Brick piers/ veneer at garage level: For a cavity under a pier, fill the cavity with appropriate masonry material. For deteriorated brick or mortar, remove and replace the Chicago brick, and properly tuckpoint the area.
It is strongly recommended that homeowners coat their brickwork with a water-repellent treatment (i.e. Chimneysaver) to reduce water intrusion and extend the life of the brick.
A City building permit are required for chimney repairs. Once the repairs are completed, BHA Homes Maintenance Committee will arrange for a GAF roof warranty representative to inspect the roof area around chimney work to ensure the repair work meets GAF Golden Pledge roof warranty requirements.
Newly repaired areas of brick – mortar joints should be struck to prevent moisture intrusion. This is critical on chimneys above the lowest roof line and other areas that may be subject to excessive moisture. The use of a water repellent is strongly recommended.
There must be no Old English Cut joints on chimneys above the lowest roof line. [an “Old English Cut” mortar joint results from a technique where the mason cuts away protruding mortar from the front of the wall/structure without striking the joint to seal the outside surface of the mortar to the brick].
There must be no wheel raked joints on chimneys above the lowest roof line [a wheel raked joint is where the mortar has been cut back a certain distance - approx. 1/4” to 3/8” - from the front of the brick], as this type of joint exposes the front of the bricks to moisture infiltration, an easy path for water penetration into the wall/structure.
Moisture penetration is a big concern when porous brick, such as Chicago brick, has been used. It is important to prevent or minimize moisture infiltration to extend the lifespan of the brick and mortar by using proper masonry techniques and applying water repellant treatment (i.e. Chimneysaver).
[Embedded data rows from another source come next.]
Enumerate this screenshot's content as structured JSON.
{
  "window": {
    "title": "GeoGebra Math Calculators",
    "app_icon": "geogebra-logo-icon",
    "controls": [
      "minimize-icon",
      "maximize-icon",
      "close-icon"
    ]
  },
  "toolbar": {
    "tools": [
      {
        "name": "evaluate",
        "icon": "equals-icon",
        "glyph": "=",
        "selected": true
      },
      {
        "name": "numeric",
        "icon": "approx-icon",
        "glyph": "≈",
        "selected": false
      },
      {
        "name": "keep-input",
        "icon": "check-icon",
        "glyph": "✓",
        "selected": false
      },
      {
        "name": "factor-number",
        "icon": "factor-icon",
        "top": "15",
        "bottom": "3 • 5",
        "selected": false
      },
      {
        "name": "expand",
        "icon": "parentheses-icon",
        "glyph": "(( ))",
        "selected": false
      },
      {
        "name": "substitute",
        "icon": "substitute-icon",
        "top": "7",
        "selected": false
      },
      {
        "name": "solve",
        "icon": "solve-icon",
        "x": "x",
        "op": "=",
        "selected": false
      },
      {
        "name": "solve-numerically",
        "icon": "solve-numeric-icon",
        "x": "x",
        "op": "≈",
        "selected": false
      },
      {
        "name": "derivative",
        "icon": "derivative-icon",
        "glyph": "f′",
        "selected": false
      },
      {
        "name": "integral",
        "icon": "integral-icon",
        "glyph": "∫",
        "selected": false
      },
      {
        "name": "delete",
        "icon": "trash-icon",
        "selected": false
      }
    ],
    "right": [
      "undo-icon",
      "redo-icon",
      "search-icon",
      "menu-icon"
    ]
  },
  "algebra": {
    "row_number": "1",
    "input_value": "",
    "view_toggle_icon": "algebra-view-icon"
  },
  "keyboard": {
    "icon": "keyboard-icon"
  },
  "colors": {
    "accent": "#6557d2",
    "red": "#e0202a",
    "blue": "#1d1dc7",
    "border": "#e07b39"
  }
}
NOTE: An ACC application is required for chimney crown work. Both chimney crown styles described below and shown in in this section meet City code and do not require a building permit.
Remove any “dummy” tiles [terra cotta clay flue placed into the concrete crown at the top of the chimney and filled with masonry material to aesthetically balance the look of the chimney] and close the crown area to reduce the amount of moisture that enters the crown at the time of crown replacement (no resetting “dummy” flues into newly poured replacement crowns is allowed). On existing dummy tiles, be sure they are sealed with clear silicone or a better product [joint around the circumference of the tile and top area and shape to wash water off].
Chimney crowns must be natural concrete in color, not white. The crown should not be flat, but angled to shed water, with a minimum thickness (height) of 3.5 inches. An expansion joint, minimum 1/16 inch, should be placed around any flue or projection out of the top of the chimney chase to allow for expansion of the flue, minimizing damage to the flue and crown. This gap around each flue should be sealed with an appropriate material (100% silicone).
An overhanging crown is also permitted. In addition to the requirements above, it must have a 2- to 4-inch overhang and a gap or kerf on the underside of the overhang, at least 1/8 inch thick and 1 inch away from the vertical plane of the brick chase to create a water break. The main purpose for the overhang is to minimize moisture infiltration into the brick. Without the gap or kerf, the overhang is much less effective.